Not only did they have to productionise the prototype but they had to build, test and approve the 302. Here’s the point of this compendium of facts:
Chevrolet had to make a statement to directly challenge the Mustang ….they did so but not through their marketing people and front line BS but through their prodigious engineering capability. The earlier efforts of stalwarts like Duntov, who’s 283 fuel injected Corvette mill formed the basis of the 302, came together over this short period (which included the winter break), to produce this iconic machine. It was ‘right’ straight out of the box and despite being an optioned performance car, carried a full GM warranty.
Where the GTO, option 382, is the holy grail of options in the catalogue….. option Z28 is to me a resounding message of courage, determination and proper car engineering.
The magic of this story is that the Z28 went on to do exactly what was required. In a rare 60’s Ford vs GM road course one-on-one, Chevrolet, with Piggins still required to operate in clandestine mode (he had appointing Penske, Donahue and co on the front line), clobbered the Blue Oval fair and square in Trans Am racing in1968/69.
The significance of this tends to be lost.
Ford had started this all back in ’64 and by the time the confrontation loomed, they were at the peak of their racing prowess in every conceivable avenue of motor sport. This included F1 with the DFV Engine, thru Sports cars with the GT40 and AC Cobras, saloons with Galaxies, Falcons, Cortinas and Escorts. Ford’s racing infrastructure, special part availability, personnel, 3 years of full-on race experience, specifically with the Mustang/Shelby connection, as well as the Total Performance Corporate backing…..it should have been a cake walk against the constrained GM team.
It wasn’t……I’ll put this as kindly as I can…Chevrolet engineering outsmarted Ford engineering whilst Ford were at the top of their racing game. Far more embarrassing was the simple fact that as far as mechanical design was concerned the Chevrolet attempt came mostly out of existing parts bins*…..Ford were hurried into two engine redesigns to do the job and by 1969 were just about chucking the kitchen sink at developments to recover lost ground.
The Point to all this? GM pulled out of the series after 1969 *, the job done in positioning the Camaro and still under ridiculous limitations from the executive. It therefore begs the question……what would have happened if GM had remained in the Game and decided to throw their own kitchen sink at motor sport and done so world wide?
The answer to this is somewhat rhetorical…..Sadly they did not, but a number of hardy souls around the world did it for them…..and that provides us with the opportunity to regale the tales of those brave souls who kept the flame alive.4

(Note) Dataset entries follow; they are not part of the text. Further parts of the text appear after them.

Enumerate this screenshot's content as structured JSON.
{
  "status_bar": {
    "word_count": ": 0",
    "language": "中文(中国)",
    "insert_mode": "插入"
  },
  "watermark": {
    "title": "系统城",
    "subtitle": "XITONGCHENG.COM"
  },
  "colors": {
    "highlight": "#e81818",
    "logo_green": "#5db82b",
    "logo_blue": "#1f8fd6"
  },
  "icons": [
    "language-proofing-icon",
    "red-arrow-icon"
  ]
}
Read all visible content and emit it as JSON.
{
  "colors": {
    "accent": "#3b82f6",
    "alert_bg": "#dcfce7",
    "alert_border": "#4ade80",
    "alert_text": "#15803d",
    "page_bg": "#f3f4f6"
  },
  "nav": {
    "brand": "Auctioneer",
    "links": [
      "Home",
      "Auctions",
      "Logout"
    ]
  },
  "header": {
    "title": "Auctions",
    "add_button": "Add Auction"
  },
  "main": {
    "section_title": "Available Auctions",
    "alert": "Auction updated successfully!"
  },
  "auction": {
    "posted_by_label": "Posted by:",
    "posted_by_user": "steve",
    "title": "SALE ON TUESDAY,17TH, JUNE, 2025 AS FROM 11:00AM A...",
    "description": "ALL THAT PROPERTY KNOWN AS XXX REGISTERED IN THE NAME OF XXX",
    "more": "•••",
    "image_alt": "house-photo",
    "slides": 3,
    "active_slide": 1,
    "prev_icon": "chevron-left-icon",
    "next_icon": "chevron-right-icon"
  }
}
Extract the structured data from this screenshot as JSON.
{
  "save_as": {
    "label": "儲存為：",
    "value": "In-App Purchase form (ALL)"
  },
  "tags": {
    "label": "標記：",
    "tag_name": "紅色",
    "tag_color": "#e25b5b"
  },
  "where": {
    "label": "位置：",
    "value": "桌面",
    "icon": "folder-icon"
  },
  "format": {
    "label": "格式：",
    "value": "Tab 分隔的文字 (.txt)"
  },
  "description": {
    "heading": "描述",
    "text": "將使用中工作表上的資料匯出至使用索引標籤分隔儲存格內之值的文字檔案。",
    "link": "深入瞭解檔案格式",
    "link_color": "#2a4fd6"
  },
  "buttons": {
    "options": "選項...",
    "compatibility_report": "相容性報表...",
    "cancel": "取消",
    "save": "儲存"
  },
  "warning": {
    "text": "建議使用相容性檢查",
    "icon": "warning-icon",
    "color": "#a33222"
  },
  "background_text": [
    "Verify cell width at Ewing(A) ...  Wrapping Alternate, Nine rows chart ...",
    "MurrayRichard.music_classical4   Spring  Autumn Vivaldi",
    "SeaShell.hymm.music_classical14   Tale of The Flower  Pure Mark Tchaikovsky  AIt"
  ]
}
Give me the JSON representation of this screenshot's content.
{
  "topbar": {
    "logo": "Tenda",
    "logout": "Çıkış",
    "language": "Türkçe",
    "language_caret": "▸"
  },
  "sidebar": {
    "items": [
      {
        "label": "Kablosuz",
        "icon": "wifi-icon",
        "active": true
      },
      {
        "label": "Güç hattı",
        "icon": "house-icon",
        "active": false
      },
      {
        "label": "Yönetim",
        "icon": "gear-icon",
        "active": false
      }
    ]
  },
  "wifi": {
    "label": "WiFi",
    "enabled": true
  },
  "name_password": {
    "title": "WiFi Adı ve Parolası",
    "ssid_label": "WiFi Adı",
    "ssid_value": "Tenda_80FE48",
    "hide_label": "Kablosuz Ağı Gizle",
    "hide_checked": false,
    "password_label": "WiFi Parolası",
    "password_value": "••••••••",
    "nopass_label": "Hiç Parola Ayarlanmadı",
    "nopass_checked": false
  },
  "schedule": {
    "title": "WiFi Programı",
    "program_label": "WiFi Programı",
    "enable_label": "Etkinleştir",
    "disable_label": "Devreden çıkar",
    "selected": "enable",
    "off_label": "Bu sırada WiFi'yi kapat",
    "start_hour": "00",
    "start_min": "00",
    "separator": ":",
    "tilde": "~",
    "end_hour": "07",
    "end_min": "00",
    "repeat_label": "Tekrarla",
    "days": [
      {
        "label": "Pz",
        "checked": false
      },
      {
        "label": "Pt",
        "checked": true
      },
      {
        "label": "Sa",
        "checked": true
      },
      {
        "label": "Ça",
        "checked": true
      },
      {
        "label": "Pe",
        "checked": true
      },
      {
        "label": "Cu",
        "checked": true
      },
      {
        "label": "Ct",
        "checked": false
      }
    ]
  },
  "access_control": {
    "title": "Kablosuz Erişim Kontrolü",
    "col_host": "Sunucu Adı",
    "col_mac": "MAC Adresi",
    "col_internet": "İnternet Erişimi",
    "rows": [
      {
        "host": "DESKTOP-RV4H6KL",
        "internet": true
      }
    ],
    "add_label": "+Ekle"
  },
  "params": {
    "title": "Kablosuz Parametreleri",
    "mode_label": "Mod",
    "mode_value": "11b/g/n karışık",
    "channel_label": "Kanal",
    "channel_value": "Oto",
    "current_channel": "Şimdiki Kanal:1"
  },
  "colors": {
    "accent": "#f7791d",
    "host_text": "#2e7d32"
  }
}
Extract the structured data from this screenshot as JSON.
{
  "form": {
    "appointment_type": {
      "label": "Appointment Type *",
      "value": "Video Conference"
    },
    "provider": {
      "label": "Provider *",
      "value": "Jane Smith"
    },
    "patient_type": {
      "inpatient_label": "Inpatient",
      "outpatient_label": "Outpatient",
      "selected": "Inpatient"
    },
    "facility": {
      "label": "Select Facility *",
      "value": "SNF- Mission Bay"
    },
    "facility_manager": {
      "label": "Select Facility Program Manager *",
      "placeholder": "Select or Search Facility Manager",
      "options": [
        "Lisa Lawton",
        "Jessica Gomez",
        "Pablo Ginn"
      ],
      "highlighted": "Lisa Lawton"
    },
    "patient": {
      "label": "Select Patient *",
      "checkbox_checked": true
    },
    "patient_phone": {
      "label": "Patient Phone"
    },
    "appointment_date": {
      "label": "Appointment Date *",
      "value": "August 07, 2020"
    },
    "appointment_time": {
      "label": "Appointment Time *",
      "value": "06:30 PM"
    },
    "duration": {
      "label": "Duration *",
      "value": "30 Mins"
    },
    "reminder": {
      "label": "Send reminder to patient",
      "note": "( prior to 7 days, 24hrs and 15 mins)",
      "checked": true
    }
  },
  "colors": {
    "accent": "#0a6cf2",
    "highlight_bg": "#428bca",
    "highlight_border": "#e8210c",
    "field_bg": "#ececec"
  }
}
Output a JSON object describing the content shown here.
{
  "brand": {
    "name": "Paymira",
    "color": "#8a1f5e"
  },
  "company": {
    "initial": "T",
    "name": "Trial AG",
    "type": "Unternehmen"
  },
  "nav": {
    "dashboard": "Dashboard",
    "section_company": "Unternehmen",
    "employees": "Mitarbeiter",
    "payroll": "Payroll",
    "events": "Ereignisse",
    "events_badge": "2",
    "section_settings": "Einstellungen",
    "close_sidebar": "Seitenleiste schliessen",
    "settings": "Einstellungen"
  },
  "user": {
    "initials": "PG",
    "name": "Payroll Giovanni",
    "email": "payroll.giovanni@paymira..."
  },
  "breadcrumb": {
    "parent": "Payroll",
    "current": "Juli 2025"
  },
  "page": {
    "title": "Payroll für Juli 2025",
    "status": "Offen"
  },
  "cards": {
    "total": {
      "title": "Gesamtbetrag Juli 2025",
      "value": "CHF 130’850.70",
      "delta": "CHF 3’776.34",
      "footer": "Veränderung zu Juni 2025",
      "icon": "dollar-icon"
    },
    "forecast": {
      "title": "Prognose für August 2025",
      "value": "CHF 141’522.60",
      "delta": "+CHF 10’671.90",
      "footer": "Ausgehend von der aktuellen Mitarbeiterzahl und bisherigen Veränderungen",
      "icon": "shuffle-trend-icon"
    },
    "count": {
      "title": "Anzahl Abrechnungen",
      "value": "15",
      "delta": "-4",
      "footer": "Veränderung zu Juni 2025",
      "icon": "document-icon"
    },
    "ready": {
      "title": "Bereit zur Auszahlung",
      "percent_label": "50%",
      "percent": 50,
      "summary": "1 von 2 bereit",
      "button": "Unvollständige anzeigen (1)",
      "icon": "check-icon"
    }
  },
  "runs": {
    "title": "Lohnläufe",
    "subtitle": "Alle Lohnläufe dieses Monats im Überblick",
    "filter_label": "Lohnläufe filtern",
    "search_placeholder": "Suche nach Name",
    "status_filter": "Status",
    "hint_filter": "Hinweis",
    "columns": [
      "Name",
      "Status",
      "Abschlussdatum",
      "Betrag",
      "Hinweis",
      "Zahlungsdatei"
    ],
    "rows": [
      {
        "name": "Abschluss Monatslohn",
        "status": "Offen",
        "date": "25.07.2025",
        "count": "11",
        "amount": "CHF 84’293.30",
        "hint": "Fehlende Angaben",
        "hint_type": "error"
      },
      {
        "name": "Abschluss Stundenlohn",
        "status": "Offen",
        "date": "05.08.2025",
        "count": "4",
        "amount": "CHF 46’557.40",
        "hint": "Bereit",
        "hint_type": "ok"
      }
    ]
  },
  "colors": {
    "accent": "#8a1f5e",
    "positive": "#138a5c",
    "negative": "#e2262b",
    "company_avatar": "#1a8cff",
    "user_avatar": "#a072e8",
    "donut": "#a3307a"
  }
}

- Strictly speaking it was in fact Penske who terminated proceedings by wanting to run cars supported by an official works manufacturer. Whilst the tie-up with GM had been an undercover operation run with the support of GM and motivated by Vince Piggins, Pensky’s move to American Motors resulted in the second string prep of the Chevrolet entries from 1970, with GM still refusing to become officially involved.
More on this in the Z28/Can Am write up still to come….